However, it predicted this segment of the reinsurance market will bounce back. “In the near term, KBRA expects an increase in catastrophe bond issuance as investors are more comfortable with the transparency and track record of this structure,” it said. “In the intermediate term, we expect collateralised reinsurers to evolve their business models to address shortcomings that surfaced due to recent losses.” This will increase transparency and lure back investors.
KBRA predicted that many highly rated large cap reinsurers will retake some of the market share they gave away during the soft market. “Despite top-line growth, these players are typically overcapitalised and we expect moderate capital repatriation in the form of dividends and share buybacks to continue,” it said.
Global reinsurers benefited from January 2020 renewals as they had the flexibility to reallocate capacity to hardening business lines, KBRA said.

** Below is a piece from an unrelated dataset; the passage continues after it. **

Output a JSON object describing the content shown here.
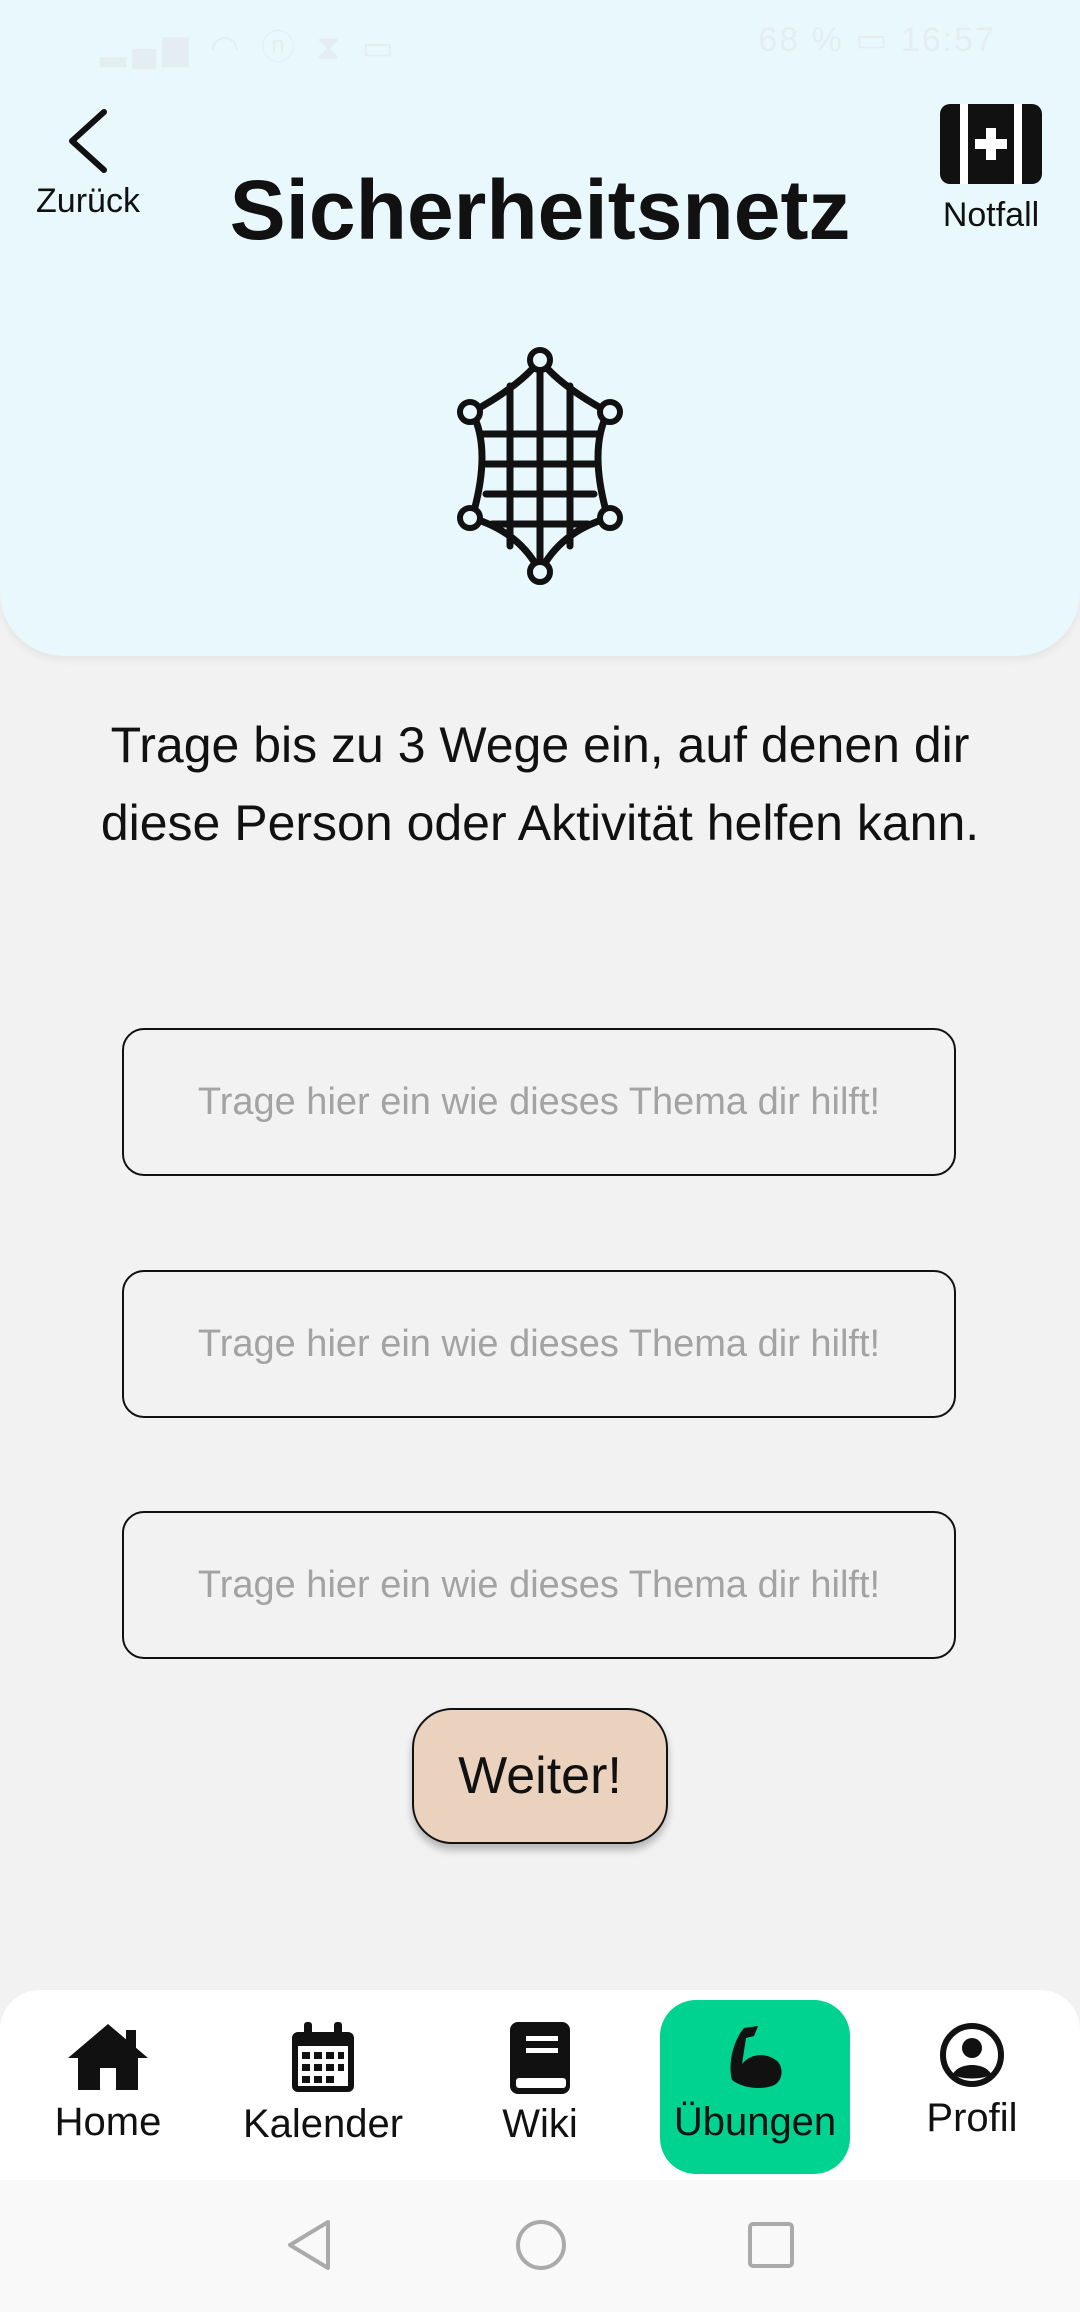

However, it warned reinsurance buyers will increasingly scrutinise PartnerRe while the future of its ownership remained in doubt, which may affect renewals in April, June and July. “PartnerRe could lose some ground against the market leaders,” KBRA said.
More broadly, KBRA pronounced the end of the traditional insurance cycle.
“The traditional cycle is likely now consigned to the past, as market fragmentation continues to increase in line with transparency,” KBRA said. “What was an unusual market cycle over the last couple of years has become the new normal, with January 2020 renewals following the trend.”
KBRA noted that although natural catastrophe losses had declined in 2019, climate change ensured they would continue to rise in the long term. Reinsurers have adapted quickly to the changing market environment, although they appeared “somewhat disappointed as they anticipated an even firmer market,” KBRA added.
KBRA said: “While the overall pricing environment is positive, we note that prices in the non-proportional business, for example, are only back at levels seen in 2011.”
It warned that low interest rates remain “a persistent problem for both primary insurers and reinsurers,” though the resulting earnings pressure is not necessarily credit negative. “KBRA has observed better underwriting discipline as rates fall, a trend which continued in the January 2020 renewals,” it said.
Kroll Bond Rating Agency, KBRA, Renewals, Alternative capital